Generations ago, couples married for money and children, rather than love. Now, 66 percent of millennials believe marriage is about sharing your life with someone you love.
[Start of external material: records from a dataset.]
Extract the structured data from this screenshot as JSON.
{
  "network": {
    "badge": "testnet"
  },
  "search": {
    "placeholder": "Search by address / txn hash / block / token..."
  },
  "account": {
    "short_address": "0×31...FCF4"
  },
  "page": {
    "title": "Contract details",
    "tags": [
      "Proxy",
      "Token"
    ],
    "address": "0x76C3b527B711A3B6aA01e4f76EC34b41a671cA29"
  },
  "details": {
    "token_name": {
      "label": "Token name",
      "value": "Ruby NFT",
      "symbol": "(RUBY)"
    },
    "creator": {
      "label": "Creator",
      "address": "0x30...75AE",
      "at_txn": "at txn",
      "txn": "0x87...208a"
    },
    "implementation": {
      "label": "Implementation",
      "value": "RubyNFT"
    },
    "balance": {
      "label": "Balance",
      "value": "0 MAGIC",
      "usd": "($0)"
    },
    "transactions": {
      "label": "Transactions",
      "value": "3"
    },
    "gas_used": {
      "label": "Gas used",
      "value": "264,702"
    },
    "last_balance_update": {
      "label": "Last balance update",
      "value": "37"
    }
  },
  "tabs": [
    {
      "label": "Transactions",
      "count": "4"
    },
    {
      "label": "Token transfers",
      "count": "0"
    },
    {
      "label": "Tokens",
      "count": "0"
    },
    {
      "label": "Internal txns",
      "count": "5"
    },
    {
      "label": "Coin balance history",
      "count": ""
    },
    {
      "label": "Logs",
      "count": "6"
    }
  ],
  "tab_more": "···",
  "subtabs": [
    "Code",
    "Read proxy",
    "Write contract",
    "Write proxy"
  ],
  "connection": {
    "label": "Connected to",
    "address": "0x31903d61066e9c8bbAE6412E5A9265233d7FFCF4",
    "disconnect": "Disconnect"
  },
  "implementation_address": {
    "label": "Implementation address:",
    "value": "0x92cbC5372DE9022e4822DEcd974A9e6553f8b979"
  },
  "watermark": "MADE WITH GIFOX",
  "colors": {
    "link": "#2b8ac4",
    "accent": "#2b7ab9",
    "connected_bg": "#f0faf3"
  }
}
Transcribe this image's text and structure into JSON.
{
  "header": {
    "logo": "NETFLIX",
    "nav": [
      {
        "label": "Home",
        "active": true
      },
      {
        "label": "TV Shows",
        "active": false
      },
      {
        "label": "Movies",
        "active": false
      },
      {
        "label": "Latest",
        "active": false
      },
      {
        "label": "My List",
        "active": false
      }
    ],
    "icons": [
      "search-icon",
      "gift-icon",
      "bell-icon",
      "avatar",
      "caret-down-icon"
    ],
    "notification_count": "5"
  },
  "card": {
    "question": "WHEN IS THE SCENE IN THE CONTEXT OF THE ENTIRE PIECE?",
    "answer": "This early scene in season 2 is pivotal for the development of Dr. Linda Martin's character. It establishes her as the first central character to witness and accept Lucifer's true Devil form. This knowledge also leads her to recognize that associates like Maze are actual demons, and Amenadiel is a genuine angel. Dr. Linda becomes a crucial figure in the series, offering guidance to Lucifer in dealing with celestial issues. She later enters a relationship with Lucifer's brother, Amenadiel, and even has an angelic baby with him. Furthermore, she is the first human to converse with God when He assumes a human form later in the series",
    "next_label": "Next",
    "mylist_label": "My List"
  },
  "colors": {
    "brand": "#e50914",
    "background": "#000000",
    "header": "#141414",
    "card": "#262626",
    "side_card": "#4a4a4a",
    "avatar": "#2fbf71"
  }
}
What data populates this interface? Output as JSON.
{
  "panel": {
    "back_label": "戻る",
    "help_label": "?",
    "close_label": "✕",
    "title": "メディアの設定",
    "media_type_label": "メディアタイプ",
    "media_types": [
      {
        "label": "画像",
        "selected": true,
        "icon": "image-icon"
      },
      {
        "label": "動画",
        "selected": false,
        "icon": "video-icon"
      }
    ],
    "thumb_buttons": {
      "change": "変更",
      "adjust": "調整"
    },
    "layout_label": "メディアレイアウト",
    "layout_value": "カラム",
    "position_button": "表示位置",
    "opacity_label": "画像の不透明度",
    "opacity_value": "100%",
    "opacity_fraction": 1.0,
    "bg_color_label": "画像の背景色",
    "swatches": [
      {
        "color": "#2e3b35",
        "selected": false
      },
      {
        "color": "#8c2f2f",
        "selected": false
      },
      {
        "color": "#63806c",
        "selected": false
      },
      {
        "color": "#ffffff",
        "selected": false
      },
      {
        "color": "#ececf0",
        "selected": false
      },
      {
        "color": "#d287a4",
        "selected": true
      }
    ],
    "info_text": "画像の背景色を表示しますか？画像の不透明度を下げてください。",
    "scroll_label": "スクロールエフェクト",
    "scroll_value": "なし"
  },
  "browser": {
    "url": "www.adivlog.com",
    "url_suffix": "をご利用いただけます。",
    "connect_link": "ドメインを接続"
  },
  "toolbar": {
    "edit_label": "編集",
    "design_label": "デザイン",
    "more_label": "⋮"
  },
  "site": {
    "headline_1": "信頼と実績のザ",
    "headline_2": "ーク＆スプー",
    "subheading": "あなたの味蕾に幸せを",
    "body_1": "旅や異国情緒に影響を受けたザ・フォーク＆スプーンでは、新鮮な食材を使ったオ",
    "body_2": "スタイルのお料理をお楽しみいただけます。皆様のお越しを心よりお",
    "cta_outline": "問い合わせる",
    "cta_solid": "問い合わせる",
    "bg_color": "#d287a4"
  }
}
However, 14 percent of millennials—more than any other age group in the Avvo study—say that marriage is about reaching your individual potential with the support of a life partner.
“By being open to explore more non-traditional relationships, and with more people, millennials (and, by extension, the poly community at large that interacts with them) are more accepting and more authentically expressive than previous generations,” says Claus.
These millennials aren’t too concerned about being judged for a polyamorous lifestyle either. “I’m out as polyamorous although, in my day-to-day life, I tend to take an approach of being honest when asked directly about it but not advertising or disclosing electively,” says Turner.
If you’re worried about how a non-monogamous lifestyle could impact your job (and it might) be aware that in most states employees are at-will, meaning an employee may be fired for any reason or no reason. “Being polyamorous is not a protected class, so an employer could fire someone for being polyamorous,” says Robert S. Herbst, an attorney in Larchmont, New York.
Herbst explains that an employee would be unlikely to win if they sued the employer, “Especially if the employer could come up with a basis for the firing, such as it objected to the polyamorous lifestyle on religious or moral grounds (if the employer was a religious-based charity) or whether it thought the employee could be compromised and subject to blackmail.”
Non-monogamy for the future?
For lovers of the non-monogamous lifestyle, the rewards are worth the minor risks. “I find that most people who really love non-monogamy are in it because they believe it is the ultimate form of personal expression and love for another human,” says Claus. “Relationships are successful when they bring positive things to your world, when you grow and love more and learn, not just when they last for a lifetime.”